» MATERIAL PROVIDED
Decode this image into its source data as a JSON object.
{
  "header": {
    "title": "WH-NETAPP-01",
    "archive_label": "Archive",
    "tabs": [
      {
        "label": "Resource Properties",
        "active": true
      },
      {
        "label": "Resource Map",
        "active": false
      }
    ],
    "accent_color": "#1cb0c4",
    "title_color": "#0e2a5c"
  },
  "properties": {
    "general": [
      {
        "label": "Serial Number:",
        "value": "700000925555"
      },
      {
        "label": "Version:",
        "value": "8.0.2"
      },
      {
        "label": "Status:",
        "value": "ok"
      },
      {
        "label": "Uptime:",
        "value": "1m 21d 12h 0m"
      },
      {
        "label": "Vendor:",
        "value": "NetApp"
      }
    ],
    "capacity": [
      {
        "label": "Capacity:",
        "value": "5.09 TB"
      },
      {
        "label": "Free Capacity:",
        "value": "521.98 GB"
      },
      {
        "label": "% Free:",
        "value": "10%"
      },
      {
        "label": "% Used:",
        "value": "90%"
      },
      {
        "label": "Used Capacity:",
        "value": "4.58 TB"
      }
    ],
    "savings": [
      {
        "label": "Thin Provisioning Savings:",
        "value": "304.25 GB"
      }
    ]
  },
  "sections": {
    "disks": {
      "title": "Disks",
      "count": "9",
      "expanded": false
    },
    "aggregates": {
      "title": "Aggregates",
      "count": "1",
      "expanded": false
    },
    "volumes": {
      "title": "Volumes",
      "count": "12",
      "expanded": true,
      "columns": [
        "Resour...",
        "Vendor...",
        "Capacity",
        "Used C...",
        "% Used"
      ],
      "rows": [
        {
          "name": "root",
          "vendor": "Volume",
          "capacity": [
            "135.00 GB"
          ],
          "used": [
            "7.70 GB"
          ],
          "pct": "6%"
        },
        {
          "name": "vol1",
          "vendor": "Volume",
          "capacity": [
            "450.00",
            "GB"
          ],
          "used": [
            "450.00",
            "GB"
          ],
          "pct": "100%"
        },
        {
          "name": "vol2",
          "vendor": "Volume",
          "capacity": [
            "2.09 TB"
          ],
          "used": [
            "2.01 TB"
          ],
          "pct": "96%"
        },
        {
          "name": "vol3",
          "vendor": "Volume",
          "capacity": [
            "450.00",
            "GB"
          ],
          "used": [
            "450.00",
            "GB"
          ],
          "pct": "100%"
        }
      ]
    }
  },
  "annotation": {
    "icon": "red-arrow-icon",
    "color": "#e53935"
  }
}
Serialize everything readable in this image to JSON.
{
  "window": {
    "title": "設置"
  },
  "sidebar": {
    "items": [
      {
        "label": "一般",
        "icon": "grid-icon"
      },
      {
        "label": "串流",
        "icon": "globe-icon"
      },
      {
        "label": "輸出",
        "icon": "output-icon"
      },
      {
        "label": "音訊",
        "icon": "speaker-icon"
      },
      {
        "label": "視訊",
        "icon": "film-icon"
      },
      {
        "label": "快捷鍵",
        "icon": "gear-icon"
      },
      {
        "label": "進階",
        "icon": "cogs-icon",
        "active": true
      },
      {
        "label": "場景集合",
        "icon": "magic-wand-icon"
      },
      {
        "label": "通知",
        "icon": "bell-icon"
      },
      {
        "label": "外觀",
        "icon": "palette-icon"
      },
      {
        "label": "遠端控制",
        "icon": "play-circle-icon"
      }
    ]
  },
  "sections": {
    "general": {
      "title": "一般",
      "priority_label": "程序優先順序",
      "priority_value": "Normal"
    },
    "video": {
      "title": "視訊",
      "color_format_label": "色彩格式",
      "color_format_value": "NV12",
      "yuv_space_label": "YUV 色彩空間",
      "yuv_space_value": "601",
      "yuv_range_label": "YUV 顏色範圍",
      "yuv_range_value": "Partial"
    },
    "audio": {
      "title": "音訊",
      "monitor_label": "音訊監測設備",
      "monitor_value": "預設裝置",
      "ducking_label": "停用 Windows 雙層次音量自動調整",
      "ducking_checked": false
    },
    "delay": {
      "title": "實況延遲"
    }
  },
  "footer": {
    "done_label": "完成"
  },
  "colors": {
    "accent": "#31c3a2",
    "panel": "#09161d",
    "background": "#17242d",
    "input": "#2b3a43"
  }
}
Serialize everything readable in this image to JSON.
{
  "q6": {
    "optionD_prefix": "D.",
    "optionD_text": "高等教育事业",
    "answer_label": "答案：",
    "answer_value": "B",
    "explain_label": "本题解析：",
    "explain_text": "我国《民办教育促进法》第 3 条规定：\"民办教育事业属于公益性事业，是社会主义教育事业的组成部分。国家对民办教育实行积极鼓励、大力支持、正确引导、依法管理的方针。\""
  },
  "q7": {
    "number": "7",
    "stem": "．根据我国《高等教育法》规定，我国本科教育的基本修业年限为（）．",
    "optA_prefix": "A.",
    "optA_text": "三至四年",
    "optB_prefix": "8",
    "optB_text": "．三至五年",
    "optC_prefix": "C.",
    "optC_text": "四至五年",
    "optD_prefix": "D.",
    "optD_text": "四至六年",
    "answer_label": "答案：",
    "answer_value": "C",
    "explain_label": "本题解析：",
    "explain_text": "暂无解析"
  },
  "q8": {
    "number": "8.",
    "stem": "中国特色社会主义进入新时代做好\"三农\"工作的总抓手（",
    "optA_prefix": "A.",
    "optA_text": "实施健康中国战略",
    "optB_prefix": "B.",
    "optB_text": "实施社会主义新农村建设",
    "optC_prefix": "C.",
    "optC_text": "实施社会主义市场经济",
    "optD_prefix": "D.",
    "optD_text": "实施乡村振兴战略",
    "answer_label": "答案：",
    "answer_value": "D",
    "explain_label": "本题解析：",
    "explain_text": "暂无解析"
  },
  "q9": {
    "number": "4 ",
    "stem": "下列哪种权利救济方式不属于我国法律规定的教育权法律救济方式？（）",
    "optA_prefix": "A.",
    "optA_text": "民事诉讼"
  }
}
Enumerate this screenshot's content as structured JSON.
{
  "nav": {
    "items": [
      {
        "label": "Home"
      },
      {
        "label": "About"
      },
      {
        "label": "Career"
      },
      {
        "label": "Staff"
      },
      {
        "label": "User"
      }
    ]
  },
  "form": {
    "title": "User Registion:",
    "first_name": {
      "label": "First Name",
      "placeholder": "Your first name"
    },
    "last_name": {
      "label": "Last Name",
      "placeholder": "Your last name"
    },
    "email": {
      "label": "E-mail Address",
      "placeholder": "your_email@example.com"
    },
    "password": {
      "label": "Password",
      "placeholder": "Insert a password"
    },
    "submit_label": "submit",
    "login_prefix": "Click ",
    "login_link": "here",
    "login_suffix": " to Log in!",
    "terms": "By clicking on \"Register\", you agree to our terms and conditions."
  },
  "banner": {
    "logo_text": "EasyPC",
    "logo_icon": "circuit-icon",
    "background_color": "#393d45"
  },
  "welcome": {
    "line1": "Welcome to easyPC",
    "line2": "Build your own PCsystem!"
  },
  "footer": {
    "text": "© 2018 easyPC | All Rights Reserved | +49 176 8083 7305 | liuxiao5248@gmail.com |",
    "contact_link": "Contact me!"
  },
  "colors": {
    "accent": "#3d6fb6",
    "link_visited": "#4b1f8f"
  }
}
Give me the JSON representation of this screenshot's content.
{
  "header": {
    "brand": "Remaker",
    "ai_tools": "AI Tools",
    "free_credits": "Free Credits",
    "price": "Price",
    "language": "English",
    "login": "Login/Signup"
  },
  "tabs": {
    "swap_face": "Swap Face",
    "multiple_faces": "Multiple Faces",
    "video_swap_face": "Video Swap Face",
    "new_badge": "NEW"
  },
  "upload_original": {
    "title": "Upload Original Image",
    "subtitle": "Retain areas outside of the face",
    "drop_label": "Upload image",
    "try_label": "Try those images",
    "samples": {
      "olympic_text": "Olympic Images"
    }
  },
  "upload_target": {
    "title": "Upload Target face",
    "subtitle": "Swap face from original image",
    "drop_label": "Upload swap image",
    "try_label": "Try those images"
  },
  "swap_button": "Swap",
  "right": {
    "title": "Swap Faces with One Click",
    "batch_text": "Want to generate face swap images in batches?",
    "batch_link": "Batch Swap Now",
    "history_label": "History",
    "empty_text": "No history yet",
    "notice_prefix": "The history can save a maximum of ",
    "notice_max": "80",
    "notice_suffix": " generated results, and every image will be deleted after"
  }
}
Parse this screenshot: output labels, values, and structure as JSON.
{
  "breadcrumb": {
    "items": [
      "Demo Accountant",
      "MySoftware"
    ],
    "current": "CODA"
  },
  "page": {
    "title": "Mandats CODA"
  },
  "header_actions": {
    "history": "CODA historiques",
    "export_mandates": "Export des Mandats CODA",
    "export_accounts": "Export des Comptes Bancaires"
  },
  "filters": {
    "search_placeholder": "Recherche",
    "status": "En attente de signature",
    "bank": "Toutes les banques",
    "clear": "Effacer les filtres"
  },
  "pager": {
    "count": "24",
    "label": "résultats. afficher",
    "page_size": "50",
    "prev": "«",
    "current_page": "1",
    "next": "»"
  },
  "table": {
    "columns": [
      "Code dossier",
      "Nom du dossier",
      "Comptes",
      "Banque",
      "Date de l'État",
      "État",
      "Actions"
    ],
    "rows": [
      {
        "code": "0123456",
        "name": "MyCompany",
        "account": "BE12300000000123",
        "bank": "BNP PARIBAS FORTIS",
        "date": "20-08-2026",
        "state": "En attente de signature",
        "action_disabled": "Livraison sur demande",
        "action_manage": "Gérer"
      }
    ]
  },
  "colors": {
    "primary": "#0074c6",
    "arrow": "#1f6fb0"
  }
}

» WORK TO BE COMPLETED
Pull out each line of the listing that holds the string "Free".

» COMPLETED EXERCISE
        "label": "Free Capacity:",
        "label": "% Free:",
    "free_credits": "Free Credits",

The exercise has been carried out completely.